BEGIN
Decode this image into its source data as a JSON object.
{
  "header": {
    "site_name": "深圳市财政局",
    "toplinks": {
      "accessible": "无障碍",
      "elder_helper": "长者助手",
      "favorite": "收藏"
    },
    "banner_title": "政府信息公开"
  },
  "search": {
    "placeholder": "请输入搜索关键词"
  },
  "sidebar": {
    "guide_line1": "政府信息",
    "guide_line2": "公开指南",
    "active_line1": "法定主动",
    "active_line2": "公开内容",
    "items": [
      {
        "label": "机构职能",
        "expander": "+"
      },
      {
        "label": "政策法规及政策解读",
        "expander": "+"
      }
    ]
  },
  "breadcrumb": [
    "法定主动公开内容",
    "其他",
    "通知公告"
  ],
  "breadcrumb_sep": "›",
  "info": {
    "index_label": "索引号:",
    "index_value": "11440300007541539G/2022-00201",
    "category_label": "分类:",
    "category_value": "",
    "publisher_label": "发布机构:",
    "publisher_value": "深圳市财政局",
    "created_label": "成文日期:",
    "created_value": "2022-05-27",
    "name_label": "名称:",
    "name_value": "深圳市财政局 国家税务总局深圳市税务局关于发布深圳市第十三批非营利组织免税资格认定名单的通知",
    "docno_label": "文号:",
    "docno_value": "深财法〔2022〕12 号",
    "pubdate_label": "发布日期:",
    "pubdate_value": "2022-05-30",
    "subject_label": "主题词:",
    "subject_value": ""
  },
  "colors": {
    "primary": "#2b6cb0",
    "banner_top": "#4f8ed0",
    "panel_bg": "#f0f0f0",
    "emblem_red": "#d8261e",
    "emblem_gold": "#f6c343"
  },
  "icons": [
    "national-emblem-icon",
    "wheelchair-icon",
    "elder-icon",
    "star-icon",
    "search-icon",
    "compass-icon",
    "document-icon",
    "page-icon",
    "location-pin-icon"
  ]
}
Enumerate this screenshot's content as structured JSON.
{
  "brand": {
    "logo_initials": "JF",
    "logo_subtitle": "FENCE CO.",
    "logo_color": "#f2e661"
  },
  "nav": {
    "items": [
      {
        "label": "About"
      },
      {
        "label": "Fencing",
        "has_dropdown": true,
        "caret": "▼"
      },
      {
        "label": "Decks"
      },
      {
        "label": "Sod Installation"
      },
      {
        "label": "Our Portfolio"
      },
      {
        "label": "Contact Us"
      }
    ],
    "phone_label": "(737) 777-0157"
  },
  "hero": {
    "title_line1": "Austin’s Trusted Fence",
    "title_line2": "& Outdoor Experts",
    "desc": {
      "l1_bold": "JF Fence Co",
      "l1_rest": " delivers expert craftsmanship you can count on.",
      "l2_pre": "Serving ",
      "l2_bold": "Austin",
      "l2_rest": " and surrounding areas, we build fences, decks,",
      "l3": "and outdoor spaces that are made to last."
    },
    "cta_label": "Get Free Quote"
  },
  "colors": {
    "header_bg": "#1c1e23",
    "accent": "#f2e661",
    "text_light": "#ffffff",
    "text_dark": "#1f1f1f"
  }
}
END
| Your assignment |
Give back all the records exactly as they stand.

| Exercise output |
Decode this image into its source data as a JSON object.
{
  "header": {
    "site_name": "深圳市财政局",
    "toplinks": {
      "accessible": "无障碍",
      "elder_helper": "长者助手",
      "favorite": "收藏"
    },
    "banner_title": "政府信息公开"
  },
  "search": {
    "placeholder": "请输入搜索关键词"
  },
  "sidebar": {
    "guide_line1": "政府信息",
    "guide_line2": "公开指南",
    "active_line1": "法定主动",
    "active_line2": "公开内容",
    "items": [
      {
        "label": "机构职能",
        "expander": "+"
      },
      {
        "label": "政策法规及政策解读",
        "expander": "+"
      }
    ]
  },
  "breadcrumb": [
    "法定主动公开内容",
    "其他",
    "通知公告"
  ],
  "breadcrumb_sep": "›",
  "info": {
    "index_label": "索引号:",
    "index_value": "11440300007541539G/2022-00201",
    "category_label": "分类:",
    "category_value": "",
    "publisher_label": "发布机构:",
    "publisher_value": "深圳市财政局",
    "created_label": "成文日期:",
    "created_value": "2022-05-27",
    "name_label": "名称:",
    "name_value": "深圳市财政局 国家税务总局深圳市税务局关于发布深圳市第十三批非营利组织免税资格认定名单的通知",
    "docno_label": "文号:",
    "docno_value": "深财法〔2022〕12 号",
    "pubdate_label": "发布日期:",
    "pubdate_value": "2022-05-30",
    "subject_label": "主题词:",
    "subject_value": ""
  },
  "colors": {
    "primary": "#2b6cb0",
    "banner_top": "#4f8ed0",
    "panel_bg": "#f0f0f0",
    "emblem_red": "#d8261e",
    "emblem_gold": "#f6c343"
  },
  "icons": [
    "national-emblem-icon",
    "wheelchair-icon",
    "elder-icon",
    "star-icon",
    "search-icon",
    "compass-icon",
    "document-icon",
    "page-icon",
    "location-pin-icon"
  ]
}
Enumerate this screenshot's content as structured JSON.
{
  "brand": {
    "logo_initials": "JF",
    "logo_subtitle": "FENCE CO.",
    "logo_color": "#f2e661"
  },
  "nav": {
    "items": [
      {
        "label": "About"
      },
      {
        "label": "Fencing",
        "has_dropdown": true,
        "caret": "▼"
      },
      {
        "label": "Decks"
      },
      {
        "label": "Sod Installation"
      },
      {
        "label": "Our Portfolio"
      },
      {
        "label": "Contact Us"
      }
    ],
    "phone_label": "(737) 777-0157"
  },
  "hero": {
    "title_line1": "Austin’s Trusted Fence",
    "title_line2": "& Outdoor Experts",
    "desc": {
      "l1_bold": "JF Fence Co",
      "l1_rest": " delivers expert craftsmanship you can count on.",
      "l2_pre": "Serving ",
      "l2_bold": "Austin",
      "l2_rest": " and surrounding areas, we build fences, decks,",
      "l3": "and outdoor spaces that are made to last."
    },
    "cta_label": "Get Free Quote"
  },
  "colors": {
    "header_bg": "#1c1e23",
    "accent": "#f2e661",
    "text_light": "#ffffff",
    "text_dark": "#1f1f1f"
  }
}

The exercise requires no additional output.